At Boat Fittings the vast majority of our stainless steel fasteners (nuts, bolts and washers) as well as our shackles, cleats hinges and deck fittings are 316 (sometimes called A4) and more generally known as Marine Grade Stainless Steel. In our experience no commonly used stainless steel is absolutely 100% guaranteed not to suffer from any staining (ie light surface rust) when subjected to marine (ie salt water) conditions for an extended period of time.
That said, there are two main classifications of stainless steel commonly available and in use. These are called A2 and A4. A2 is also known as 304, whereas A4 is also known as 316. When buying stainless steel for external marine use (on the outside of our boat) we should choose A4 (316) if we want it to keep it’s shiny stain-free appearance over the seasons. If we use A2 stainless parts on the outside of our boat it will only be a matter of time before some degree of surface rust (staining) becomes visible like in the photograph below.
For internal fittings and fixtures (ie on the inside of the boat) as long as they are not likely to be submerged in areas of the bilges, A2 fixings and fittings are less likely to be an issue. This is the reason that a few of the hinges that we sell at boatfittings.co.uk are A2 grade and these would be generally fine for inside lockers, chart table lids etc. We would not recommend them for external marine use unless a degree of staining is acceptable. This is more often a cosmetic issue rather than a structural or functional problem.

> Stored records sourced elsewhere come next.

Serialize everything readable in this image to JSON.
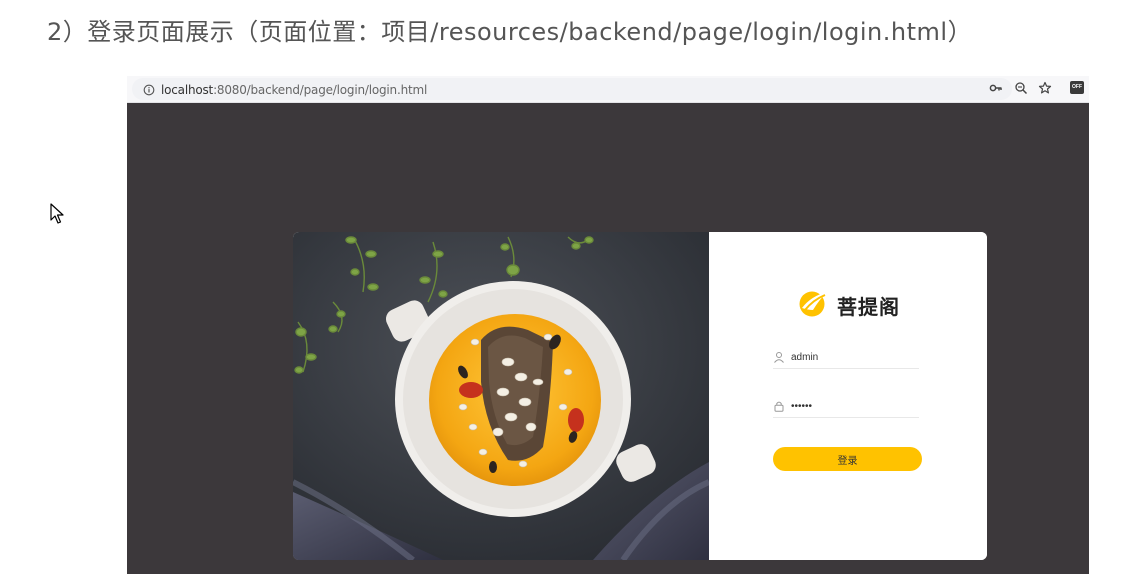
{
  "heading": "2）登录页面展示（页面位置：项目/resources/backend/page/login/login.html）",
  "browser": {
    "url_host": "localhost",
    "url_path": ":8080/backend/page/login/login.html",
    "icons": [
      "info-icon",
      "key-icon",
      "zoom-icon",
      "star-icon",
      "extension-icon"
    ],
    "extension_badge": "OFF"
  },
  "login": {
    "brand_name": "菩提阁",
    "username_value": "admin",
    "password_value": "123456",
    "submit_label": "登录",
    "icons": [
      "user-icon",
      "lock-icon",
      "brand-logo-icon"
    ]
  },
  "colors": {
    "accent": "#ffc200",
    "page_background": "#3c383b",
    "heading_text": "#555555"
  }
}
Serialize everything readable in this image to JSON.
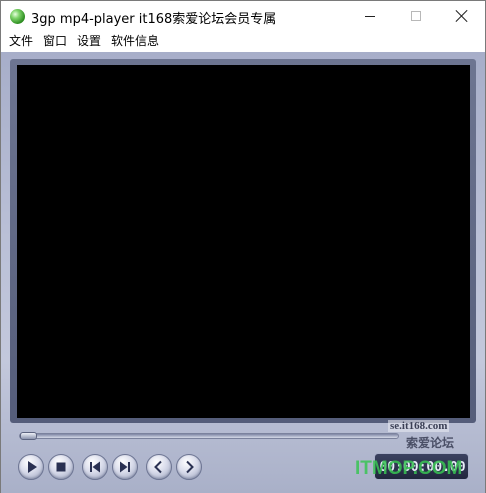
{
  "window": {
    "title": "3gp mp4-player it168索爱论坛会员专属"
  },
  "menu": {
    "items": [
      "文件",
      "窗口",
      "设置",
      "软件信息"
    ]
  },
  "player": {
    "time_display": "00:00:00.00",
    "seek_progress": 0.0,
    "controls": [
      "play",
      "stop",
      "previous",
      "next",
      "rewind",
      "forward"
    ]
  },
  "watermark": {
    "site_url": "se.it168.com",
    "site_name": "索爱论坛",
    "logo_text": "ITMOP.COM"
  },
  "colors": {
    "video_background": "#000000",
    "player_panel": "#b9bfd6",
    "logo_green": "#38c454"
  }
}
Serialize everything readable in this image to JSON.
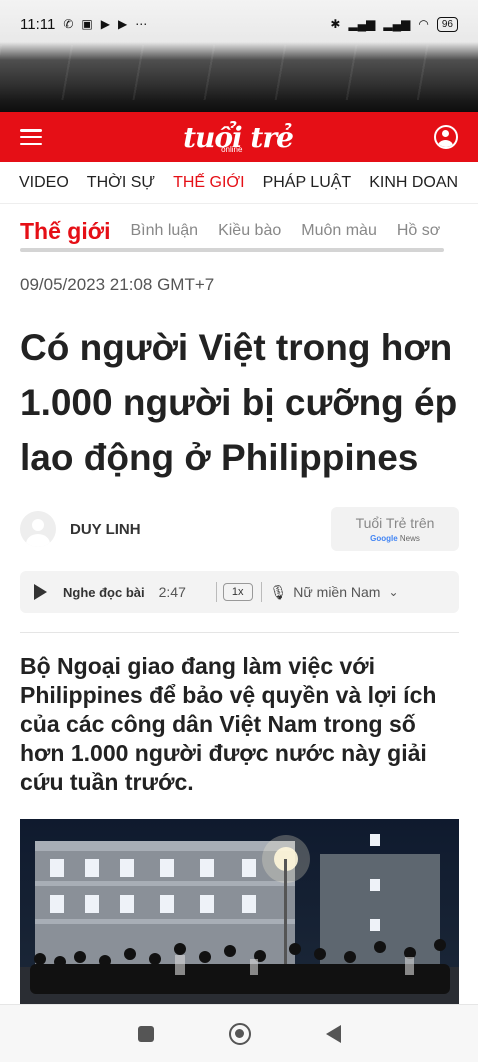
{
  "status_bar": {
    "time": "11:11",
    "notification_icons": [
      "missed-call-icon",
      "zalo-icon",
      "play-icon",
      "play-icon",
      "more-dots-icon"
    ],
    "right_icons": [
      "bluetooth-icon",
      "signal-icon",
      "signal-icon",
      "wifi-icon"
    ],
    "battery": "96"
  },
  "header": {
    "logo_text": "tuổi trẻ",
    "logo_sub": "online",
    "brand_color": "#e50f16"
  },
  "main_nav": {
    "items": [
      "VIDEO",
      "THỜI SỰ",
      "THẾ GIỚI",
      "PHÁP LUẬT",
      "KINH DOAN"
    ],
    "active_index": 2
  },
  "sub_nav": {
    "title": "Thế giới",
    "items": [
      "Bình luận",
      "Kiều bào",
      "Muôn màu",
      "Hồ sơ"
    ]
  },
  "article": {
    "date": "09/05/2023 21:08 GMT+7",
    "title": "Có người Việt trong hơn 1.000 người bị cưỡng ép lao động ở Philippines",
    "author": "DUY LINH",
    "google_news": {
      "line1": "Tuổi Trẻ trên",
      "google": "Google",
      "news": "News"
    },
    "audio": {
      "label": "Nghe đọc bài",
      "duration": "2:47",
      "speed": "1x",
      "voice": "Nữ miền Nam"
    },
    "sapo": "Bộ Ngoại giao đang làm việc với Philippines để bảo vệ quyền và lợi ích của các công dân Việt Nam trong số hơn 1.000 người được nước này giải cứu tuần trước."
  }
}
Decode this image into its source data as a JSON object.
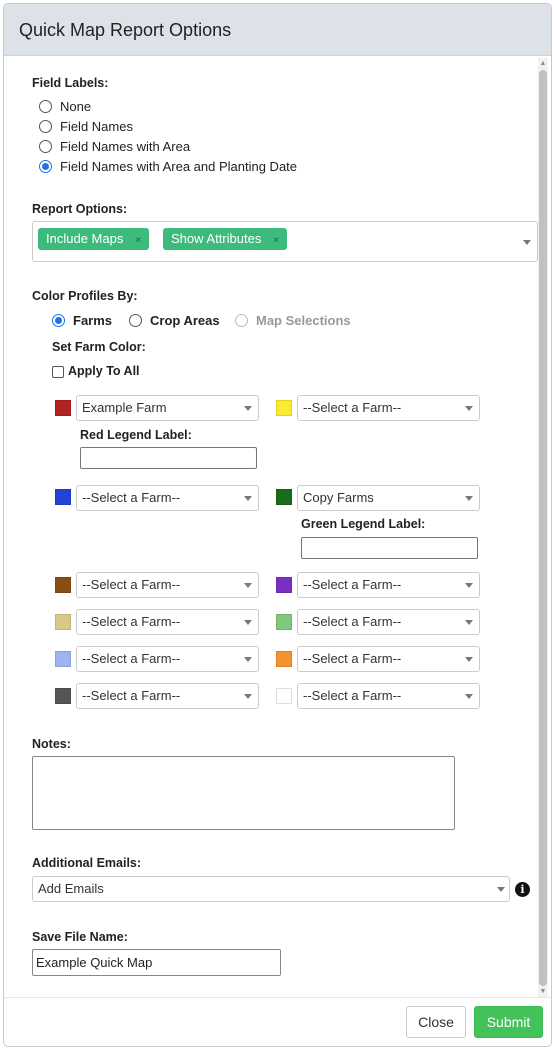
{
  "header": {
    "title": "Quick Map Report Options"
  },
  "field_labels": {
    "heading": "Field Labels:",
    "options": [
      {
        "label": "None",
        "checked": false
      },
      {
        "label": "Field Names",
        "checked": false
      },
      {
        "label": "Field Names with Area",
        "checked": false
      },
      {
        "label": "Field Names with Area and Planting Date",
        "checked": true
      }
    ]
  },
  "report_options": {
    "heading": "Report Options:",
    "tags": [
      {
        "label": "Include Maps",
        "remove": "×"
      },
      {
        "label": "Show Attributes",
        "remove": "×"
      }
    ]
  },
  "color_profiles": {
    "heading": "Color Profiles By:",
    "options": [
      {
        "label": "Farms",
        "checked": true,
        "disabled": false
      },
      {
        "label": "Crop Areas",
        "checked": false,
        "disabled": false
      },
      {
        "label": "Map Selections",
        "checked": false,
        "disabled": true
      }
    ],
    "set_farm_color": "Set Farm Color:",
    "apply_to_all": "Apply To All",
    "apply_to_all_checked": false
  },
  "farm_colors": [
    {
      "color": "#b22222",
      "value": "Example Farm",
      "legend_label": "Red Legend Label:"
    },
    {
      "color": "#fbeb2f",
      "value": "--Select a Farm--"
    },
    {
      "color": "#2243d6",
      "value": "--Select a Farm--"
    },
    {
      "color": "#1a6b1a",
      "value": "Copy Farms",
      "legend_label": "Green Legend Label:"
    },
    {
      "color": "#8b4c13",
      "value": "--Select a Farm--"
    },
    {
      "color": "#7b2ec2",
      "value": "--Select a Farm--"
    },
    {
      "color": "#dcc687",
      "value": "--Select a Farm--"
    },
    {
      "color": "#80c87c",
      "value": "--Select a Farm--"
    },
    {
      "color": "#9db3f2",
      "value": "--Select a Farm--"
    },
    {
      "color": "#f7902f",
      "value": "--Select a Farm--"
    },
    {
      "color": "#555555",
      "value": "--Select a Farm--"
    },
    {
      "color": "#ffffff",
      "value": "--Select a Farm--"
    }
  ],
  "notes": {
    "heading": "Notes:",
    "value": ""
  },
  "additional_emails": {
    "heading": "Additional Emails:",
    "placeholder": "Add Emails",
    "info_icon": "i"
  },
  "save_file": {
    "heading": "Save File Name:",
    "value": "Example Quick Map"
  },
  "footer": {
    "close_label": "Close",
    "submit_label": "Submit"
  },
  "colors": {
    "accent": "#1a73e8",
    "tag": "#3dbb7d",
    "submit": "#44c25a",
    "header_bg": "#dde2e8"
  }
}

For some reasons in the manufacturing supply chain it is more common for cast components (eg cleats, fairleads and the thicker types of hinges) to be made from 316 stainless, where as parts made from thinner-wall stainless steel which are bent or pressed into their final shape are more commonly available in 304 (ie not marine-grade).